··· Records
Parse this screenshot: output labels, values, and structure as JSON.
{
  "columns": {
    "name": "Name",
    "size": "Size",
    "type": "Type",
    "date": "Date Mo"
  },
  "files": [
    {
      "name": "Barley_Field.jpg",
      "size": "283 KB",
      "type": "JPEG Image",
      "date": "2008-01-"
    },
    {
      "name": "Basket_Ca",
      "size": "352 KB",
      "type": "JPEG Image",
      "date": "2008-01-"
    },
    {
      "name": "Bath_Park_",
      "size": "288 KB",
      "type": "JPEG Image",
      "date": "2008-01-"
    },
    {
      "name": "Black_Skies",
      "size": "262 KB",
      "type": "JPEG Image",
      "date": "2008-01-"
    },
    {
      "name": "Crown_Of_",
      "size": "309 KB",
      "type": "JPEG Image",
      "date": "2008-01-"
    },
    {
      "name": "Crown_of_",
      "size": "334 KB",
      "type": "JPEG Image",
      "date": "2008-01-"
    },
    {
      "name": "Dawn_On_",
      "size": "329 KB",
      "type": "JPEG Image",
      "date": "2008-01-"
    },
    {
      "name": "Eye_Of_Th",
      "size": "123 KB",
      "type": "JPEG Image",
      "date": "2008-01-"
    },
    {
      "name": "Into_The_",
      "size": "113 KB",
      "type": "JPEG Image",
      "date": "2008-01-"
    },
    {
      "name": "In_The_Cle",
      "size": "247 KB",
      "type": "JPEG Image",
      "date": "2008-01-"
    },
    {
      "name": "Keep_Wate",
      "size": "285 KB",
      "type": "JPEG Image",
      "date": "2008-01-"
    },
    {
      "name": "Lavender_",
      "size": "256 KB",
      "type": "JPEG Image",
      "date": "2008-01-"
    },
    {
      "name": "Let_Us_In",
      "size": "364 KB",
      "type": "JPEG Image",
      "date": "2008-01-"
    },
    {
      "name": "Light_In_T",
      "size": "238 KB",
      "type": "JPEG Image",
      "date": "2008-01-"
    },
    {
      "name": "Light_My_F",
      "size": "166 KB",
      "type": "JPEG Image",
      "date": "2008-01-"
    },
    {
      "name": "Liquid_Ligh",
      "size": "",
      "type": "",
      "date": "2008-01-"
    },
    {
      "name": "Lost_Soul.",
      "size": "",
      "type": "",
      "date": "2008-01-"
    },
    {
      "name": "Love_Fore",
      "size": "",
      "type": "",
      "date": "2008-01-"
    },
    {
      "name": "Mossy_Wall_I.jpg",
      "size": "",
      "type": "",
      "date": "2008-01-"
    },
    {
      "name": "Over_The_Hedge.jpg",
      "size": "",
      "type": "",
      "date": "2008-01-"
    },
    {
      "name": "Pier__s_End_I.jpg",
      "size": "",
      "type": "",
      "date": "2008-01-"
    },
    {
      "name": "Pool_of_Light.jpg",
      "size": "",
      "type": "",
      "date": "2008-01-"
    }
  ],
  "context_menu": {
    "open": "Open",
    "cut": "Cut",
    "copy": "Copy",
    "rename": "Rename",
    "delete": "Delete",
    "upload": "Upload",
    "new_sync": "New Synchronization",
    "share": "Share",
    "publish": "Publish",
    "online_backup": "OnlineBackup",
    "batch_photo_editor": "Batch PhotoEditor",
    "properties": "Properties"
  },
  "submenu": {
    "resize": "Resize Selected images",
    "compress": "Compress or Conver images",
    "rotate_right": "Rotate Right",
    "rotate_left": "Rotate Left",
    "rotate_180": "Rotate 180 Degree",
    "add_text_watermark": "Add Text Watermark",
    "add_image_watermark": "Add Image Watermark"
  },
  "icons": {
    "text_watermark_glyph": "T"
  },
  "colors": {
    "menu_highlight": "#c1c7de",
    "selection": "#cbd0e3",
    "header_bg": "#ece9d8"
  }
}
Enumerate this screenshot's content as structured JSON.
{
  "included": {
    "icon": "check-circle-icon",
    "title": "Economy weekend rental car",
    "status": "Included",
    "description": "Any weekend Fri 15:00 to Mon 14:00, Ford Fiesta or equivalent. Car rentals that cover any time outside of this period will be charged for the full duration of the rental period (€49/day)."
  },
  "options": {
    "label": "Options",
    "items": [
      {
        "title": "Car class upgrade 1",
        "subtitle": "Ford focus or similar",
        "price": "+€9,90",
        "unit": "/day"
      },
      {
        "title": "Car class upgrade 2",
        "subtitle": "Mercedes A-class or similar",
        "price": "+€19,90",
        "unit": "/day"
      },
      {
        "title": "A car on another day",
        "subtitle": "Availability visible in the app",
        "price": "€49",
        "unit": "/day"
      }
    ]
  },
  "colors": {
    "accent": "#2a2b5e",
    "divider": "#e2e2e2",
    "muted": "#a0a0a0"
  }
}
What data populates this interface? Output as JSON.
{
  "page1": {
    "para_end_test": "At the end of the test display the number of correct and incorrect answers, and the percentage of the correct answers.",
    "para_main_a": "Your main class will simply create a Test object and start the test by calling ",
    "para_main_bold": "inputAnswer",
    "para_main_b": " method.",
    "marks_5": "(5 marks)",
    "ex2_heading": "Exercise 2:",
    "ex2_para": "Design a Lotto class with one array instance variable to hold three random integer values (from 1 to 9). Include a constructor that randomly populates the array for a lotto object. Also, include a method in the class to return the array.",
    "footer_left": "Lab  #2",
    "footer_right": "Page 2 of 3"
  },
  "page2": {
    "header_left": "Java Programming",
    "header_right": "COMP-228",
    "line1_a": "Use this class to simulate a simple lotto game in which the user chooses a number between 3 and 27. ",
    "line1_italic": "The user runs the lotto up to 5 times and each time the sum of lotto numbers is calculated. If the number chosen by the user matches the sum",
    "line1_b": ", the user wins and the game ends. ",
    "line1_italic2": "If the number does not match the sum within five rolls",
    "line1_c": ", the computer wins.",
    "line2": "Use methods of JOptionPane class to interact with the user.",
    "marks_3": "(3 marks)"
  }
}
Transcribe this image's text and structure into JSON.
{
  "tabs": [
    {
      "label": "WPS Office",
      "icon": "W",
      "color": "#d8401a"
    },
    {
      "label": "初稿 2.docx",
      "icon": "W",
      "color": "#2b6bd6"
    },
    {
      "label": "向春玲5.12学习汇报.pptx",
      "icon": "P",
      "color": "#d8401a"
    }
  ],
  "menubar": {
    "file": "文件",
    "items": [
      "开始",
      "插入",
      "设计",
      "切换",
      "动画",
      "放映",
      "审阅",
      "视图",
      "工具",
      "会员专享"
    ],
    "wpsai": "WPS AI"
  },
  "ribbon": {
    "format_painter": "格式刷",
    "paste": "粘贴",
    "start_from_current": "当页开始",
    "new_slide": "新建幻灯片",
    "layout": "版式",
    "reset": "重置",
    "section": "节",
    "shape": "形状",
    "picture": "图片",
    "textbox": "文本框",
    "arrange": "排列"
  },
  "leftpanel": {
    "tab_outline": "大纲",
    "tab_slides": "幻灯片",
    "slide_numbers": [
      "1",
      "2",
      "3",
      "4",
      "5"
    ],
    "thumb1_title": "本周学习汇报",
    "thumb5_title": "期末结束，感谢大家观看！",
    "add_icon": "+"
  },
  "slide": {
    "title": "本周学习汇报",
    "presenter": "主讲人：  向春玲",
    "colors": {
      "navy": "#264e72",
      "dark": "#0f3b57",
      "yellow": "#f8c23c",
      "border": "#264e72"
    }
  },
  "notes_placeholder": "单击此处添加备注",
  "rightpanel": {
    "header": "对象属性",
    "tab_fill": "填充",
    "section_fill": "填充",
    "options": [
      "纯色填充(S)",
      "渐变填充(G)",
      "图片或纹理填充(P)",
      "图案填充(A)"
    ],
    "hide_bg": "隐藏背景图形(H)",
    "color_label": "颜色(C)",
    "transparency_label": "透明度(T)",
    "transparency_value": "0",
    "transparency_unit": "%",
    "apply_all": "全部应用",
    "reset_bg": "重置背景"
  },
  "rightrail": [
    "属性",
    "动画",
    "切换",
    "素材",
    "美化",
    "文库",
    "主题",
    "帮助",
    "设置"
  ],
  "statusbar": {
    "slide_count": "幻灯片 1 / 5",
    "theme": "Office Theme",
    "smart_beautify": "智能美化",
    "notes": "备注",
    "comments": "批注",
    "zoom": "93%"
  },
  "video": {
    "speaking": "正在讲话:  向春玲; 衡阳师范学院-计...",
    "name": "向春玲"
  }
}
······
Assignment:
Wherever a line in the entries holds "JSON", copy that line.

Task solution:
Parse this screenshot: output labels, values, and structure as JSON.
Enumerate this screenshot's content as structured JSON.
What data populates this interface? Output as JSON.
Transcribe this image's text and structure into JSON.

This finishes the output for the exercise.